Standing in Solidarity for Sandy Hook

in SSW News Releases
December 20th, 2012

Dear BUSSW Community,

As we approach our holiday break here at Boston University School of Social Work, we want to acknowledge last week’s tragedy at the Sandy Hook Elementary School in Newtown, Connecticut and to recognize publicly the sadness that we—students, faculty members, alumni and friends—are feeling as we try to comprehend the incomprehensible. As a school, we extend our deepest condolences to the families and loved ones of the victims, and to the entire Newtown community. We also want to recognize and honor the teachers and first responders, including social workers, whose stories are now emerging; clearly, they met this brutal tragedy with courage, poise, and professionalism.

As social workers, we understand that the way forward for Newtown will be long and difficult as they work to rebuild and restore in the aftermath of the tragedy. We stand in solidarity with our social work colleagues in Connecticut, and with all those who are now called upon to support the Newtown community as it forges a new, but forever changed, future.

As a society, the conversation about preventing future tragedies has already begun. The profession of social work has a special responsibility to question, to think aloud, and to bring our formidable tools of prevention, policy analysis, community engagement, clinical and macro skills to bear on this epidemic of violence affecting our society. We also must help to contextualize the violence in Newtown, to link it to the 30,000 deaths to gun violence that occur each year in this country, and to address critical social determinants of violence afflicting so many: poverty, racism, homophobia, trauma, and sexism.

As we depart for much-needed time with families and friends, and a break from our school year, we want to conclude with a recommendation from African American poet and writer, Maya Angelou. She suggested that given the magnitude of this tragedy, we should greet one another this week with the words, “I’m sorry for OUR loss.” We use this phrase to acknowledge how painful this is and will continue to be for the people of Newtown and truly for our nation. We believe that the best way for our profession to honor the victims of this tragedy and all victims of violence is to come together as a community with renewed energy and purpose to solve the formidable challenges we face.

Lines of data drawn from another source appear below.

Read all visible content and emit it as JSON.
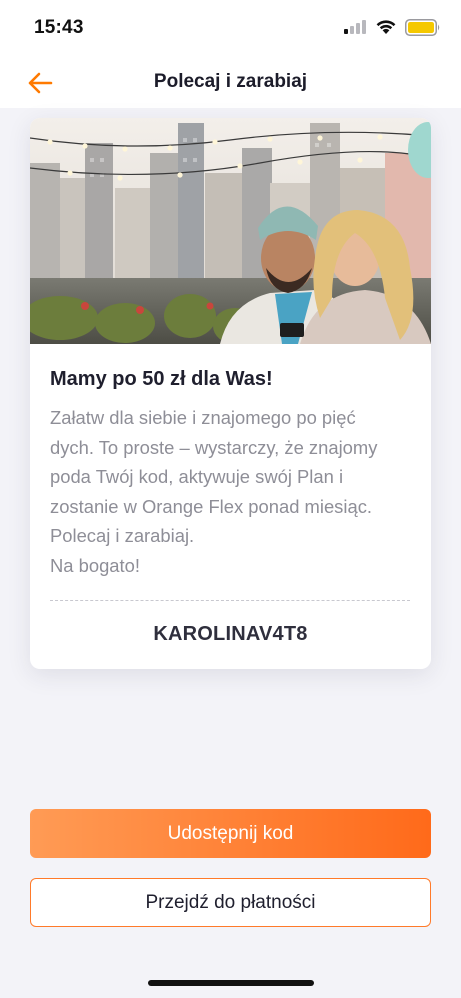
{
  "status_bar": {
    "time": "15:43",
    "icons": [
      "signal-icon",
      "wifi-icon",
      "battery-icon"
    ],
    "battery_color": "#f5c800"
  },
  "nav": {
    "title": "Polecaj i zarabiaj",
    "back_icon": "arrow-left-icon",
    "accent_color": "#ff7a00"
  },
  "card": {
    "image_description": "photo-couple-rooftop",
    "title": "Mamy po 50 zł dla Was!",
    "body_lines": [
      "Załatw dla siebie i znajomego po pięć",
      "dych. To proste – wystarczy, że znajomy",
      "poda Twój kod, aktywuje swój Plan i",
      "zostanie w Orange Flex ponad miesiąc.",
      "Polecaj i zarabiaj.",
      "Na bogato!"
    ],
    "code": "KAROLINAV4T8"
  },
  "actions": {
    "share_label": "Udostępnij kod",
    "payment_label": "Przejdź do płatności"
  }
}
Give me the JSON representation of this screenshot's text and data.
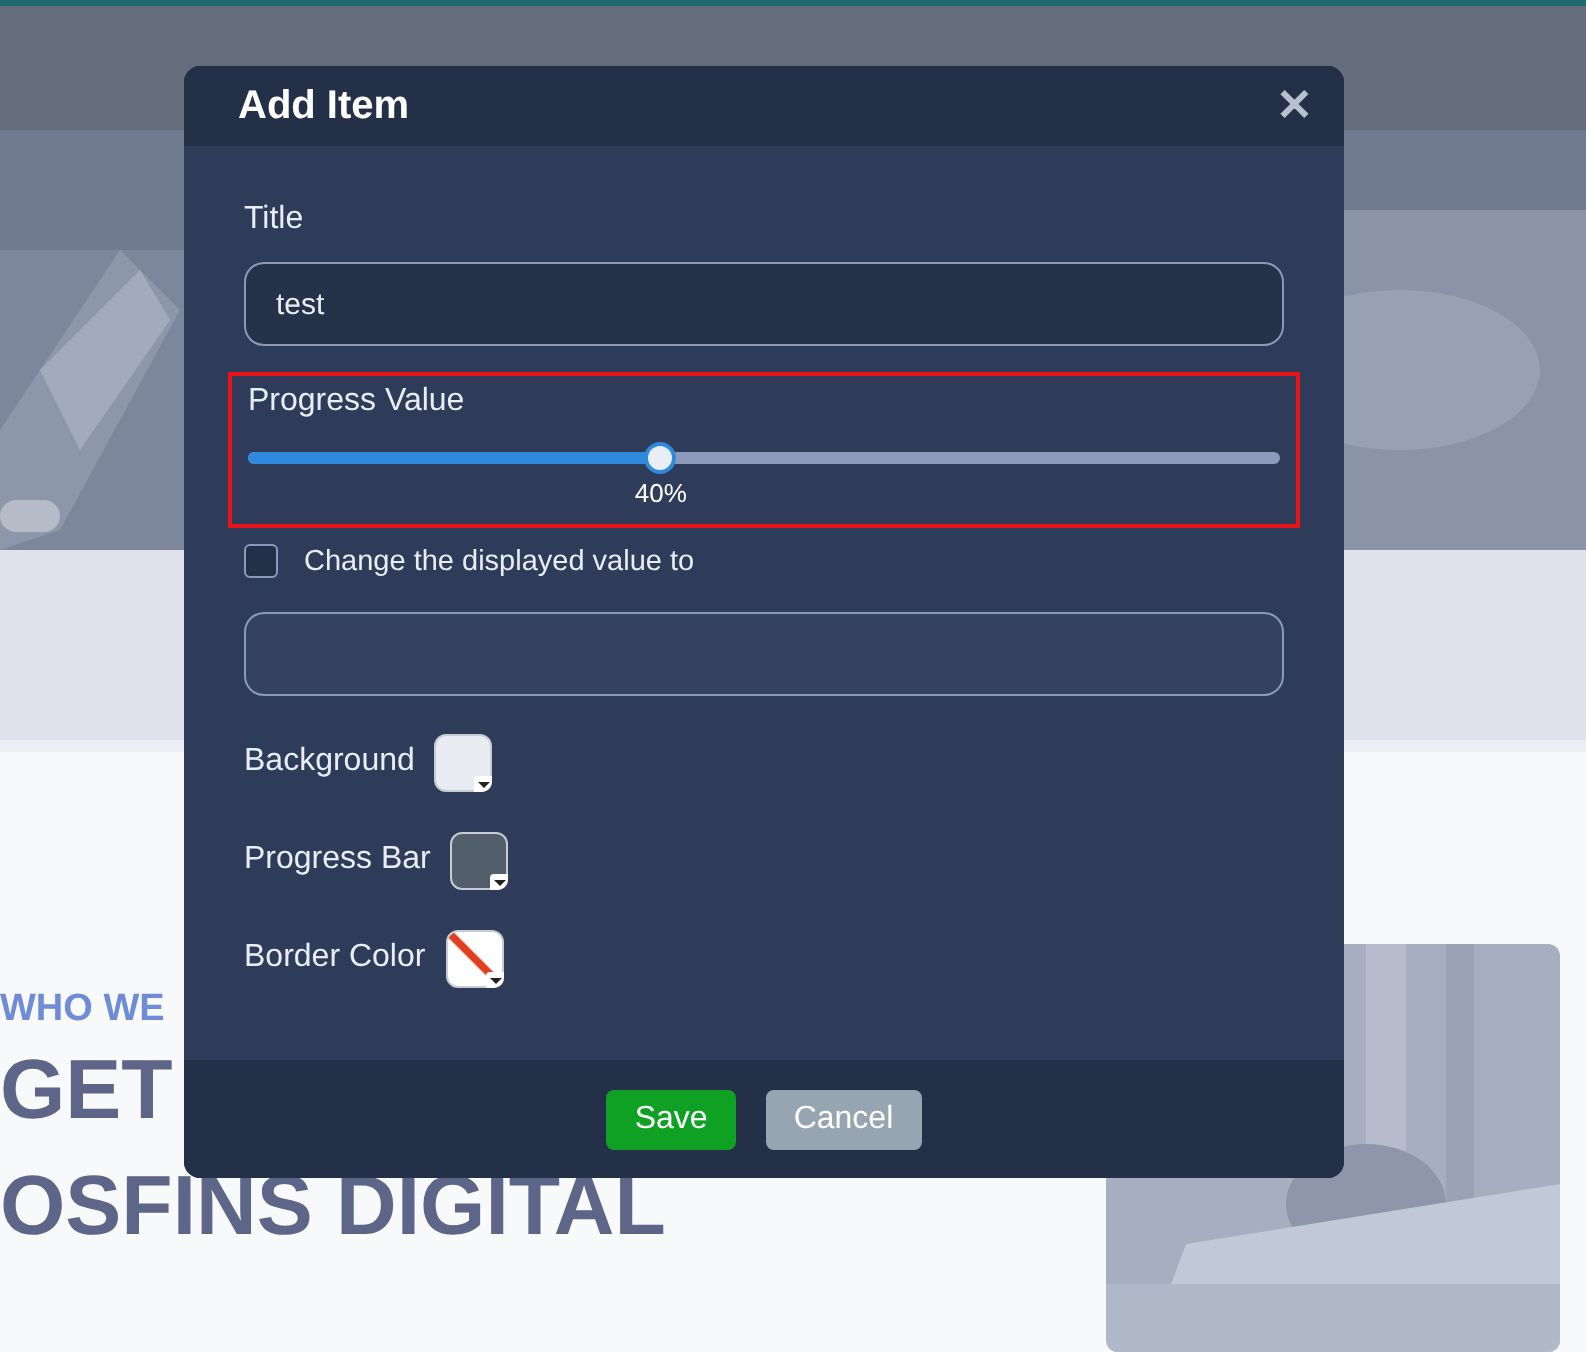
{
  "background_page": {
    "eyebrow": "WHO WE",
    "headline_lines": [
      "GET",
      "OSFINS DIGITAL"
    ]
  },
  "dialog": {
    "title": "Add Item",
    "close_label": "✕",
    "title_field": {
      "label": "Title",
      "value": "test"
    },
    "progress": {
      "label": "Progress Value",
      "level": 0.4,
      "reading": "40%",
      "highlighted": true
    },
    "override": {
      "label": "Change the displayed value to",
      "checked": false
    },
    "colors": [
      {
        "label": "Background",
        "kind": "solid",
        "color": "#e9ecf0"
      },
      {
        "label": "Progress Bar",
        "kind": "solid",
        "color": "#535e6b"
      },
      {
        "label": "Border Color",
        "kind": "none"
      }
    ],
    "buttons": [
      {
        "label": "Save",
        "kind": "primary"
      },
      {
        "label": "Cancel",
        "kind": "secondary"
      }
    ]
  }
}
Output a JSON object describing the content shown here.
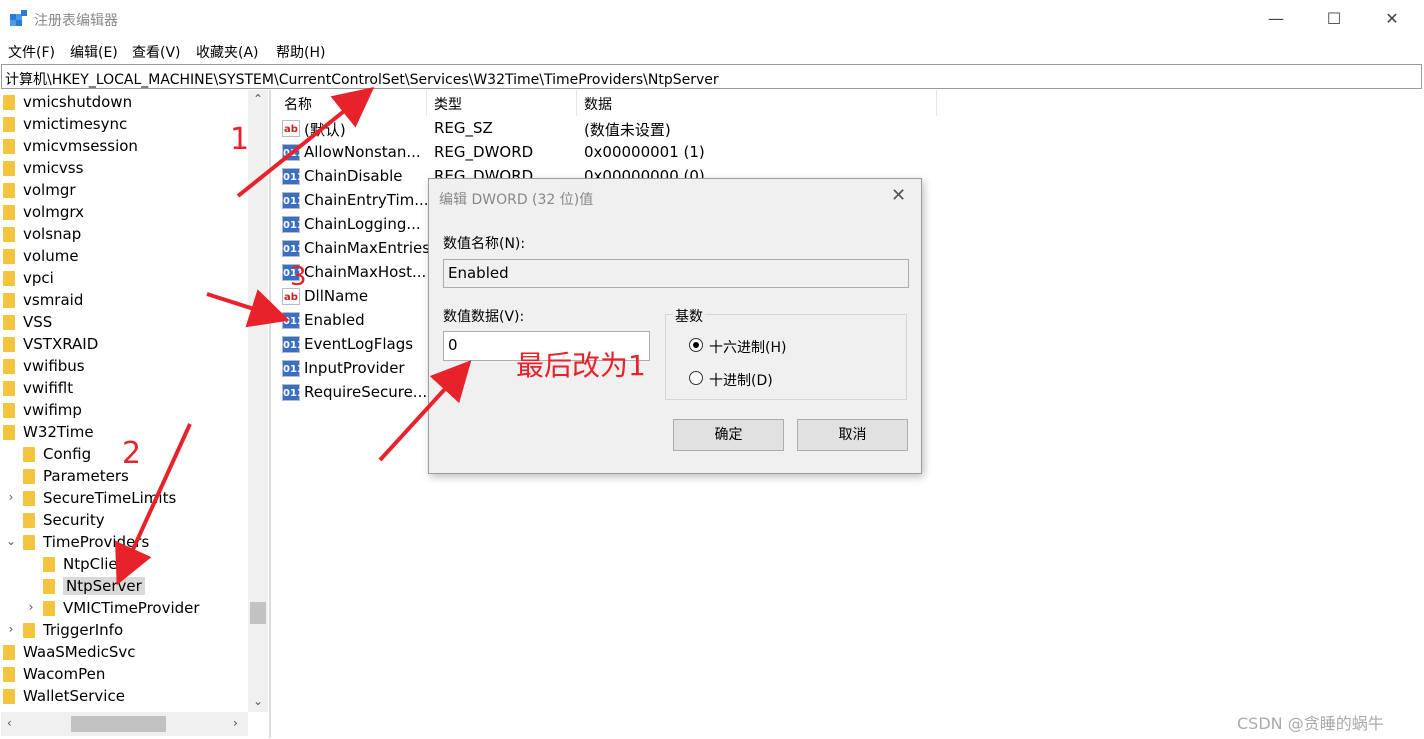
{
  "window": {
    "title": "注册表编辑器",
    "minimize": "—",
    "maximize": "☐",
    "close": "✕"
  },
  "menu": [
    "文件(F)",
    "编辑(E)",
    "查看(V)",
    "收藏夹(A)",
    "帮助(H)"
  ],
  "address": "计算机\\HKEY_LOCAL_MACHINE\\SYSTEM\\CurrentControlSet\\Services\\W32Time\\TimeProviders\\NtpServer",
  "tree": [
    {
      "label": "vmicshutdown"
    },
    {
      "label": "vmictimesync"
    },
    {
      "label": "vmicvmsession"
    },
    {
      "label": "vmicvss"
    },
    {
      "label": "volmgr"
    },
    {
      "label": "volmgrx"
    },
    {
      "label": "volsnap"
    },
    {
      "label": "volume"
    },
    {
      "label": "vpci"
    },
    {
      "label": "vsmraid"
    },
    {
      "label": "VSS"
    },
    {
      "label": "VSTXRAID"
    },
    {
      "label": "vwifibus"
    },
    {
      "label": "vwififlt"
    },
    {
      "label": "vwifimp"
    },
    {
      "label": "W32Time"
    },
    {
      "label": "Config"
    },
    {
      "label": "Parameters"
    },
    {
      "label": "SecureTimeLimits"
    },
    {
      "label": "Security"
    },
    {
      "label": "TimeProviders"
    },
    {
      "label": "NtpClient"
    },
    {
      "label": "NtpServer"
    },
    {
      "label": "VMICTimeProvider"
    },
    {
      "label": "TriggerInfo"
    },
    {
      "label": "WaaSMedicSvc"
    },
    {
      "label": "WacomPen"
    },
    {
      "label": "WalletService"
    }
  ],
  "columns": {
    "name": "名称",
    "type": "类型",
    "data": "数据"
  },
  "values": [
    {
      "name": "(默认)",
      "type": "REG_SZ",
      "data": "(数值未设置)",
      "icon": "ab"
    },
    {
      "name": "AllowNonstan...",
      "type": "REG_DWORD",
      "data": "0x00000001 (1)",
      "icon": "011"
    },
    {
      "name": "ChainDisable",
      "type": "REG_DWORD",
      "data": "0x00000000 (0)",
      "icon": "011"
    },
    {
      "name": "ChainEntryTim...",
      "type": "",
      "data": "",
      "icon": "011"
    },
    {
      "name": "ChainLogging...",
      "type": "",
      "data": "",
      "icon": "011"
    },
    {
      "name": "ChainMaxEntries",
      "type": "",
      "data": "",
      "icon": "011"
    },
    {
      "name": "ChainMaxHost...",
      "type": "",
      "data": "",
      "icon": "011"
    },
    {
      "name": "DllName",
      "type": "",
      "data": "",
      "icon": "ab"
    },
    {
      "name": "Enabled",
      "type": "",
      "data": "",
      "icon": "011"
    },
    {
      "name": "EventLogFlags",
      "type": "",
      "data": "",
      "icon": "011"
    },
    {
      "name": "InputProvider",
      "type": "",
      "data": "",
      "icon": "011"
    },
    {
      "name": "RequireSecure...",
      "type": "",
      "data": "",
      "icon": "011"
    }
  ],
  "dialog": {
    "title": "编辑 DWORD (32 位)值",
    "name_label": "数值名称(N):",
    "name_value": "Enabled",
    "data_label": "数值数据(V):",
    "data_value": "0",
    "base_label": "基数",
    "hex_label": "十六进制(H)",
    "dec_label": "十进制(D)",
    "ok": "确定",
    "cancel": "取消"
  },
  "annotations": {
    "n1": "1",
    "n2": "2",
    "n3": "3",
    "note": "最后改为1"
  },
  "watermark": "CSDN @贪睡的蜗牛",
  "colors": {
    "annotation": "#e8222b",
    "folder": "#f3c43e",
    "dword_icon": "#3a6fc4"
  }
}
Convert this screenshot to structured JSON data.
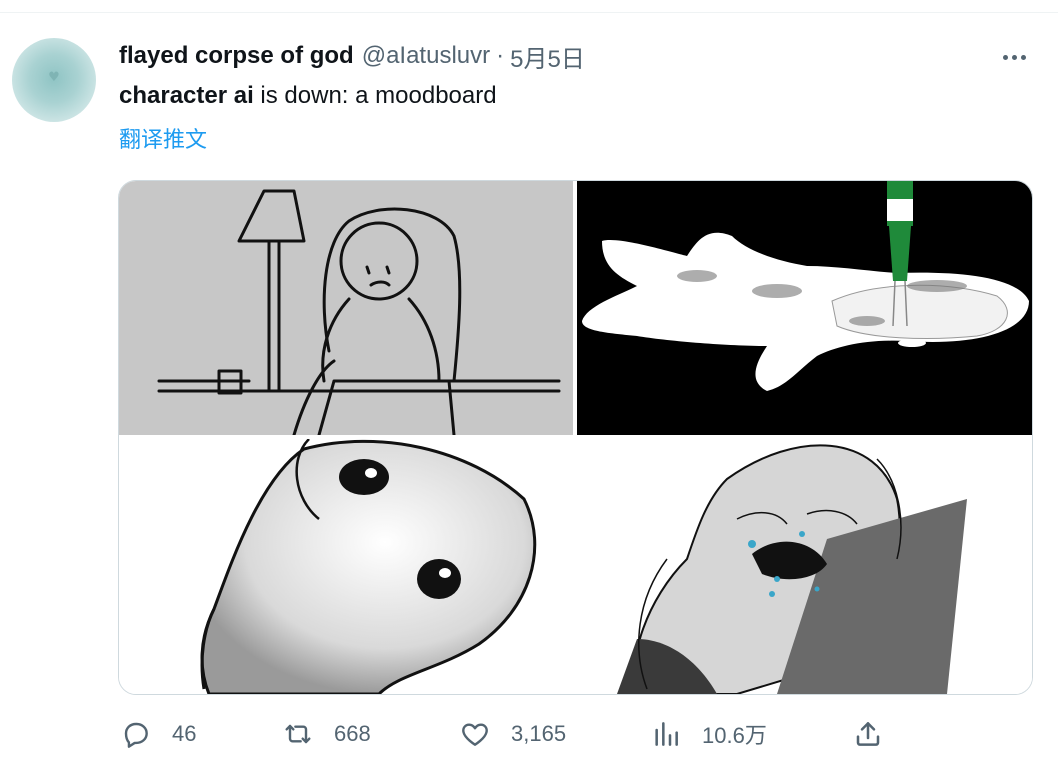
{
  "tweet": {
    "display_name": "flayed corpse of god",
    "handle": "@aIatusluvr",
    "separator": "·",
    "date": "5月5日",
    "text_bold": "character ai",
    "text_rest": " is down: a moodboard",
    "translate_label": "翻译推文"
  },
  "media": {
    "images": [
      {
        "icon": "sad-figure-in-armchair-drawing"
      },
      {
        "icon": "figure-with-bottle-drawing"
      },
      {
        "icon": "wide-eyed-figure-drawing"
      },
      {
        "icon": "crying-figure-drawing"
      }
    ]
  },
  "actions": {
    "reply_count": "46",
    "retweet_count": "668",
    "like_count": "3,165",
    "views_count": "10.6万"
  },
  "colors": {
    "link": "#1d9bf0",
    "secondary_text": "#536471",
    "primary_text": "#0f1419",
    "border": "#cfd9de"
  }
}
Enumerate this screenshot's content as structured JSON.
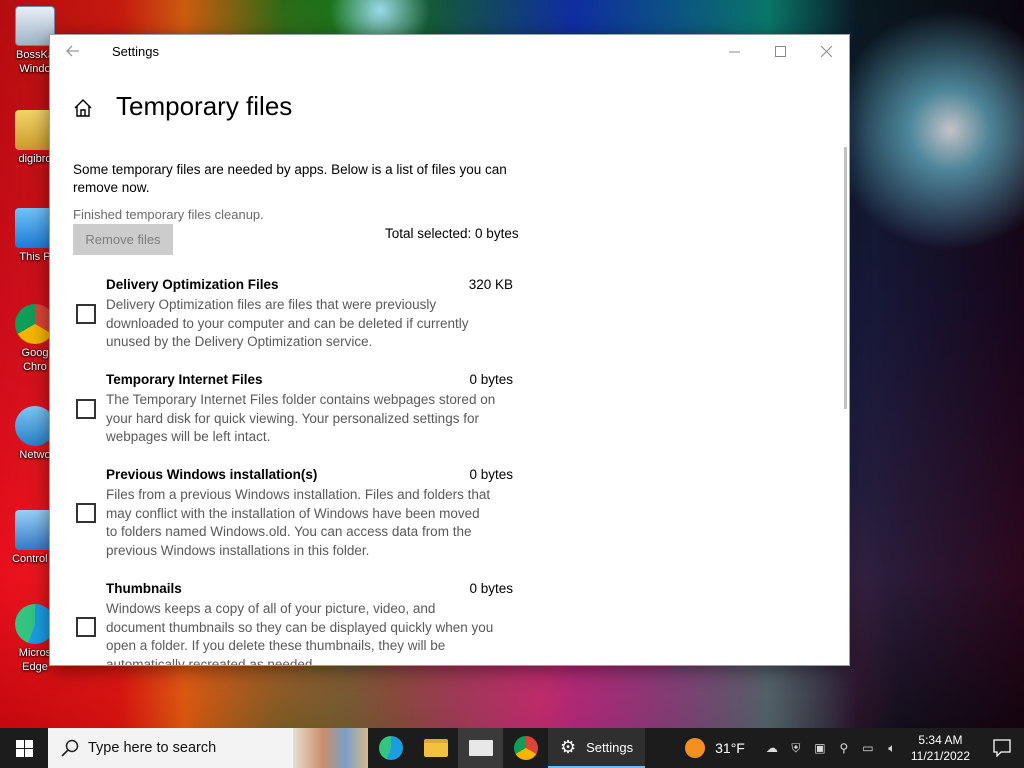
{
  "desktop": {
    "icons": [
      {
        "label": "BossKa\nWindo"
      },
      {
        "label": "digibro"
      },
      {
        "label": "This P"
      },
      {
        "label": "Goog\nChro"
      },
      {
        "label": "Netwo"
      },
      {
        "label": "Control P"
      },
      {
        "label": "Micros\nEdge"
      }
    ]
  },
  "window": {
    "title": "Settings",
    "page_title": "Temporary files",
    "intro": "Some temporary files are needed by apps. Below is a list of files you can remove now.",
    "status": "Finished temporary files cleanup.",
    "remove_button": "Remove files",
    "total_selected": "Total selected: 0 bytes",
    "items": [
      {
        "name": "Delivery Optimization Files",
        "size": "320 KB",
        "checked": false,
        "desc": "Delivery Optimization files are files that were previously\ndownloaded to your computer and can be deleted if currently\nunused by the Delivery Optimization service."
      },
      {
        "name": "Temporary Internet Files",
        "size": "0 bytes",
        "checked": false,
        "desc": "The Temporary Internet Files folder contains webpages stored on\nyour hard disk for quick viewing. Your personalized settings for\nwebpages will be left intact."
      },
      {
        "name": "Previous Windows installation(s)",
        "size": "0 bytes",
        "checked": false,
        "desc": "Files from a previous Windows installation.  Files and folders that\nmay conflict with the installation of Windows have been moved\nto folders named Windows.old.  You can access data from the\nprevious Windows installations in this folder."
      },
      {
        "name": "Thumbnails",
        "size": "0 bytes",
        "checked": false,
        "desc": "Windows keeps a copy of all of your picture, video, and\ndocument thumbnails so they can be displayed quickly when you\nopen a folder. If you delete these thumbnails, they will be\nautomatically recreated as needed."
      }
    ]
  },
  "taskbar": {
    "search_placeholder": "Type here to search",
    "settings_app": "Settings",
    "temperature": "31°F",
    "time": "5:34 AM",
    "date": "11/21/2022"
  },
  "colors": {
    "accent": "#76b9ed",
    "taskbar_bg": "#1c1c1c",
    "button_disabled_bg": "#cccccc"
  }
}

We will be discussing ways in which we can address these challenges and invite input from our community.

Until then, we are sorry for our loss.

Ellen DeVoe, Betty J. Ruth and Gail Steketee